→ Task objective:
Scan the entries and copy each line where the word "dispositivo" is present.

[Dataset rows for apps and sites]
··········
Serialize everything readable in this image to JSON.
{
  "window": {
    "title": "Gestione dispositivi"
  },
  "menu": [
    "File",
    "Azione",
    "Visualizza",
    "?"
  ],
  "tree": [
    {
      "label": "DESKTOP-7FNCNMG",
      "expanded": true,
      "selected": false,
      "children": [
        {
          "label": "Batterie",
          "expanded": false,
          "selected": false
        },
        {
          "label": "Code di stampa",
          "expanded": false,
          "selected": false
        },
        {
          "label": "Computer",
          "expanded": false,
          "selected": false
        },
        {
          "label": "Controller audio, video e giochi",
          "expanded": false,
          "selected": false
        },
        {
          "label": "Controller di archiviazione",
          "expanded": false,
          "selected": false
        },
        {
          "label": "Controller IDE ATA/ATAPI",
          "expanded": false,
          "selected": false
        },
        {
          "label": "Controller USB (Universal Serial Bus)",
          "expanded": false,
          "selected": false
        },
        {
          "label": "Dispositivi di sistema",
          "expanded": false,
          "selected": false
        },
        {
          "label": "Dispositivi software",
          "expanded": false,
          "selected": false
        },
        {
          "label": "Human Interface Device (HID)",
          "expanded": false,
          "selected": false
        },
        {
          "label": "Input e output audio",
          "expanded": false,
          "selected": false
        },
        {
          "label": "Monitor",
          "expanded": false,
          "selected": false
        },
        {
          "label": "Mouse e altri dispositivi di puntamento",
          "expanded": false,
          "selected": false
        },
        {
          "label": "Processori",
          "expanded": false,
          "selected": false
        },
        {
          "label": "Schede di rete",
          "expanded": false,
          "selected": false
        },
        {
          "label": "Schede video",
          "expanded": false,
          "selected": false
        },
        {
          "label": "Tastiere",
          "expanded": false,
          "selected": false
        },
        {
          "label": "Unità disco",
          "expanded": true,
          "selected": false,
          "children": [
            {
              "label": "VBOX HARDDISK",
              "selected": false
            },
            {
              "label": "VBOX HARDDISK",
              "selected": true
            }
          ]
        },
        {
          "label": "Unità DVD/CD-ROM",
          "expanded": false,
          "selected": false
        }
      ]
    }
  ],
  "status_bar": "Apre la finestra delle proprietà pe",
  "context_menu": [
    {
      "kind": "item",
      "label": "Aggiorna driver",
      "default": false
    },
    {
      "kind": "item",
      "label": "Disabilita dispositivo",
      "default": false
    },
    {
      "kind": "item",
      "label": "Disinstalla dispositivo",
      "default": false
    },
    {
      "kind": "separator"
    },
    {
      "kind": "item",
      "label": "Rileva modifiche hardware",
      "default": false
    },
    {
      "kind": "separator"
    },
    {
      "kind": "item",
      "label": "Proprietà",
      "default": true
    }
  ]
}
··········
→ Your response:
      "label": "Disabilita dispositivo",
      "label": "Disinstalla dispositivo",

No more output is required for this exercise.